By: Scott Sholder & Sydney Kipen; Cowan, DeBaets, Abrahams & Sheppard LLP
In Stevens v. CoreLogic, Inc., the U.S. District Court for the Southern District of California examined § 1202 of the Copyright Act, a part of the Digital Millennium Copyright Act protecting the integrity of copyright management information (“CMI”), and held that unintentional removal of metadata embedded in a photograph does not violate the statute.
Many digital images include embedded CMI in the images’ metadata. The CMI provides information regarding the author of a photograph, and while the CMI is not immediately visible in the photograph itself, it can be accessed using common software programs. However, when a digital image file is processed by a computer program, metadata can be unintentionally altered or removed during resizing, rotating, cropping, and adjusting resolution of the images.
CoreLogic is a technology company that offers software to assist multiple listing service organizations (“MLS”) and real estate agents to post and access property listings, including photographs of properties. Plaintiffs, professional photographers, licensed some of their photographs of homes to real estate agents for upload to an MLS, knowing their images would be used on these websites, and retained all other copyright rights.
The photographers claimed that during the processing of their licensed photographs for upload to an MLS, CoreLogic stripped the image files of metadata, including CMI. The plaintiffs argued that CoreLogic did not have any valid reason to remove the information, and in doing so, made it easier for MLS users to unlawfully copy the images.
Copyright Act Section 1202:
Section 1202 addresses the integrity of CMI and provides damages if it is altered or removed under certain conditions. Subsection (a) states that a person may not knowingly, with the intent to “induce, enable, facilitate, or conceal infringement,” provide or distribute false CMI. Subsection (b) states that a person may not, without the authority of the copyright owner, intentionally remove or alter CMI, distribute CMI knowing that it has been removed, or distribute works or copies knowing that CMI has been removed. The court discussed both provisions, but focused mostly on the latter.
The Court’s Decision:
The court granted CoreLogic’s motion for summary judgment dismissing the plaintiffs’ § 1202 claims, finding that the photographers had failed to prove the necessary statutory elements. Specifically, they could not prove that CoreLogic provided or distributed false CMI; that any CMI was embedded in their photograph; that CoreLogic took any action that removed or altered any CMI (assuming it was embedded); or, if such actions were taken, that they were intentional.
The photographers argued that some of their photographs contained CMI in the metadata at the time the images were licensed to the real estate agents, but the court was unconvinced. The court also noted that the CMI (if any) could have been removed from the images in a multitude of ways before they were even uploaded to the MLS via CoreLogic’s default platform.
In addition, the court rejected the argument that CoreLogic could be held responsible for the effects of uploading the images. The court found that third parties – the actual uploaders – performed this act, not CoreLogic. As the software developer, CoreLogic did not have any control over which photographs were uploaded and whether they contained any CMI. Regardless, even if CoreLogic had removed CMI, the court held that the photographers did not prove that CoreLogic intentionally removed it, or that the absence of metadata actually led to copyright infringement.
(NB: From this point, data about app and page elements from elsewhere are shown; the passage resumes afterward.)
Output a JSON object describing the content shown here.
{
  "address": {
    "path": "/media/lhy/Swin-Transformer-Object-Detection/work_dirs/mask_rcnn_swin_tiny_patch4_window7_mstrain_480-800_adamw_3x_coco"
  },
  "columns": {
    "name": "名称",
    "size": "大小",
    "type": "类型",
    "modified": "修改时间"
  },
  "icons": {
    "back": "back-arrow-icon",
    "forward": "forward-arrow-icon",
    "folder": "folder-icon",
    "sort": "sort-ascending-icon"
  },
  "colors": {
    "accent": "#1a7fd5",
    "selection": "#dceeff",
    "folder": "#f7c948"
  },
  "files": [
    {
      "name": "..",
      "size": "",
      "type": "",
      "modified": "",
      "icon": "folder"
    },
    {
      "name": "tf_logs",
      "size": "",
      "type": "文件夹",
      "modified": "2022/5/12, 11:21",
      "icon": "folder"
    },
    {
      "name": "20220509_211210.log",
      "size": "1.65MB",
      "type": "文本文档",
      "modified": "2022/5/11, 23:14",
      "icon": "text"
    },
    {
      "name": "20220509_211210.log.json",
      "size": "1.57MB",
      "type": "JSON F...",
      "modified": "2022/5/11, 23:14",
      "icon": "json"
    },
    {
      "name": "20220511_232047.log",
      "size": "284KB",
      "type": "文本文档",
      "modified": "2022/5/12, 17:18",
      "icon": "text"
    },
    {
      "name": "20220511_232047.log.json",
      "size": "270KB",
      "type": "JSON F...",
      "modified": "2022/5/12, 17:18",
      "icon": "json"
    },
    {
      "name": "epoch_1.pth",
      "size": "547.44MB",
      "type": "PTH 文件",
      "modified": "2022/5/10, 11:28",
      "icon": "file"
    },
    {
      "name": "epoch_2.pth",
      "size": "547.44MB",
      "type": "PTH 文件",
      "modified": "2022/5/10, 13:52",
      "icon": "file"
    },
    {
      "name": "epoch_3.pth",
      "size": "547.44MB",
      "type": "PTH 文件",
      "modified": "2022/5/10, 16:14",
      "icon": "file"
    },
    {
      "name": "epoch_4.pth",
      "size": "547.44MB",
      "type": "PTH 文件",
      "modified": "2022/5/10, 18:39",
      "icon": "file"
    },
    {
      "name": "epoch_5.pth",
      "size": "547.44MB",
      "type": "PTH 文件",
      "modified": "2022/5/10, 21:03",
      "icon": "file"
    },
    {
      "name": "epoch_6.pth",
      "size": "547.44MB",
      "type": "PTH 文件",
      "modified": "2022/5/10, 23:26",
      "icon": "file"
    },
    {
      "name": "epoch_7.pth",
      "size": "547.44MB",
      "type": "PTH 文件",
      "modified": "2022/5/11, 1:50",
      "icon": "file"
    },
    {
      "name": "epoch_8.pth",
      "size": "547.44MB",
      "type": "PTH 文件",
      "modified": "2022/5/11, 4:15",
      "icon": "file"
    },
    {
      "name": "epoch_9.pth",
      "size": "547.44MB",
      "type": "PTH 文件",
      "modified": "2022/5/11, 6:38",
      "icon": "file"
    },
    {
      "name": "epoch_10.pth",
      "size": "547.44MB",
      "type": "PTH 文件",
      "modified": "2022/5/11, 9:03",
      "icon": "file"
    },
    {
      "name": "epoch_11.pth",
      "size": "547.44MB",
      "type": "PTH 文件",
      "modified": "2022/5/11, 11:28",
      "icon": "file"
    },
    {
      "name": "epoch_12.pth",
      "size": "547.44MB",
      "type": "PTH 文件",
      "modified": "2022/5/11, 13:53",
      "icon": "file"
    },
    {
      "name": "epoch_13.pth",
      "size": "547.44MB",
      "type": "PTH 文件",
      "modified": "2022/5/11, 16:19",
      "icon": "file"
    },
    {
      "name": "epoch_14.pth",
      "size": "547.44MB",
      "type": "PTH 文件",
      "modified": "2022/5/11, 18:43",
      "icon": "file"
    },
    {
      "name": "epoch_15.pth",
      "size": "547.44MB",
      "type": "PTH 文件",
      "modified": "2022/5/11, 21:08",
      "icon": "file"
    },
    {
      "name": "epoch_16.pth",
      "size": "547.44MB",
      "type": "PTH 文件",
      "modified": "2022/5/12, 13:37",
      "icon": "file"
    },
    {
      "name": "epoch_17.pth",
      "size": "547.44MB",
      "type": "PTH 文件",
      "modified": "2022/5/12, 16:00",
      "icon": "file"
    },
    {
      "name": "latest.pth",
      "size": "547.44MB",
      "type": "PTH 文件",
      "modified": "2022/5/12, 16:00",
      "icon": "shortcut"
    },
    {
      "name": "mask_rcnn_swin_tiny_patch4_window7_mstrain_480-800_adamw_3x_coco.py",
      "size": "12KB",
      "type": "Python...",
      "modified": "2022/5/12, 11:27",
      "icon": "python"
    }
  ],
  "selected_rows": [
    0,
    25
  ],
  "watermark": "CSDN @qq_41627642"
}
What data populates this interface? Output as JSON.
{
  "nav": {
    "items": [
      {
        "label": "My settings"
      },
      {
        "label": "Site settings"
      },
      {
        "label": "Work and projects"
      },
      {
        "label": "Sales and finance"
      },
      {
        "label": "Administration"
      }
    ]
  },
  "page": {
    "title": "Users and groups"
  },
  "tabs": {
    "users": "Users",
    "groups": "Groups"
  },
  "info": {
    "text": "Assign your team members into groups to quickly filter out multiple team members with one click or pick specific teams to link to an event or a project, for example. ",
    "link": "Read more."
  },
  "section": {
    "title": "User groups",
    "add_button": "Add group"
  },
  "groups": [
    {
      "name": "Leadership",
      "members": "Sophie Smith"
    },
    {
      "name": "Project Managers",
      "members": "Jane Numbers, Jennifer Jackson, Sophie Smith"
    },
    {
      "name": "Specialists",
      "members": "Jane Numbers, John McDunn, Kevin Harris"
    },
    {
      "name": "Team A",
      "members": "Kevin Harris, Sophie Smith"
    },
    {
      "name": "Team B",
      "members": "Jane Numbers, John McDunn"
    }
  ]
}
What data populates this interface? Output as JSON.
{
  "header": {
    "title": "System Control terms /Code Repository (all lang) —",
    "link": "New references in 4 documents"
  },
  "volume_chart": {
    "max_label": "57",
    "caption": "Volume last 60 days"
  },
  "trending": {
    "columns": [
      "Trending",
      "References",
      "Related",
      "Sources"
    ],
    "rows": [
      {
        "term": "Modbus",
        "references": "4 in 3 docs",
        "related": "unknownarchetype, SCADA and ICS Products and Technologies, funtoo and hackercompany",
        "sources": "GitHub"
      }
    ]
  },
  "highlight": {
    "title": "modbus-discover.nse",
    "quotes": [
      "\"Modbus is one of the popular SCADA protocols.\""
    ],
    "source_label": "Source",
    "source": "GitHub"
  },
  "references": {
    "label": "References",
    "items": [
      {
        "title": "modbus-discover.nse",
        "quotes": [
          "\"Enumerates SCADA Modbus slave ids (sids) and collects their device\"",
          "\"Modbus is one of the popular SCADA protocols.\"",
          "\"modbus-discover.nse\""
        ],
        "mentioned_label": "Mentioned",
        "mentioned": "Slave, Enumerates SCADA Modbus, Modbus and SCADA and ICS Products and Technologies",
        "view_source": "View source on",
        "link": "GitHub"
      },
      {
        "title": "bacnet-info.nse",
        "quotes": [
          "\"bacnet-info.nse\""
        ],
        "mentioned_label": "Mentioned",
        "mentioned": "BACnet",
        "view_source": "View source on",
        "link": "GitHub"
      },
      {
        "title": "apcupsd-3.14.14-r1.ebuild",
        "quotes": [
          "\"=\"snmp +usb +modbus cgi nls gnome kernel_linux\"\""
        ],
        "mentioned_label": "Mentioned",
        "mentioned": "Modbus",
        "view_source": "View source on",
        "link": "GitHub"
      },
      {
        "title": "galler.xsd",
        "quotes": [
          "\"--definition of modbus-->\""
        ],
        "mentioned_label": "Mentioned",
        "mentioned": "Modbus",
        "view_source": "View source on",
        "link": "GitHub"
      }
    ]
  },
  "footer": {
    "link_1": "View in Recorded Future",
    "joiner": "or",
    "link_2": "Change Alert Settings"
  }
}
Finally, the court held that when the photographers granted the real estate agents licenses to use their photographs, they knew the MLS sites used special software and knew the agents would, at least in some ways, manipulate the photographs for listing purposes. The agreements between the photographers and the agents were silent on whether the agents were prohibited from removing metadata, and accordingly, the court held that the plaintiffs effectively granted an implied license to upload the photographs even though the CMI may have been removed as a result.
The court’s decision highlights the difficulties that photographers who assert § 1202 claims may encounter in the face of new image-sharing technologies. Software developers may make efforts to ensure that their products preserve photographic metadata, but the law does not require them to do so; rather, automated systems that inadvertently scrub metadata as a consequence of image processing, at least in California, do not violate the statute. Image metadata is inherently prone to removal as the fields can easily be overwritten or deleted. This lesson, coupled with the court’s observation that the photographers never warned the real estate agents not to remove embedded metadata, should remind photographers and those companies that permit images to be uploaded, that contracts should be clear regarding who should be responsible with respect to retaining metadata and whether anyone should be liable as a result of any removal or alteration.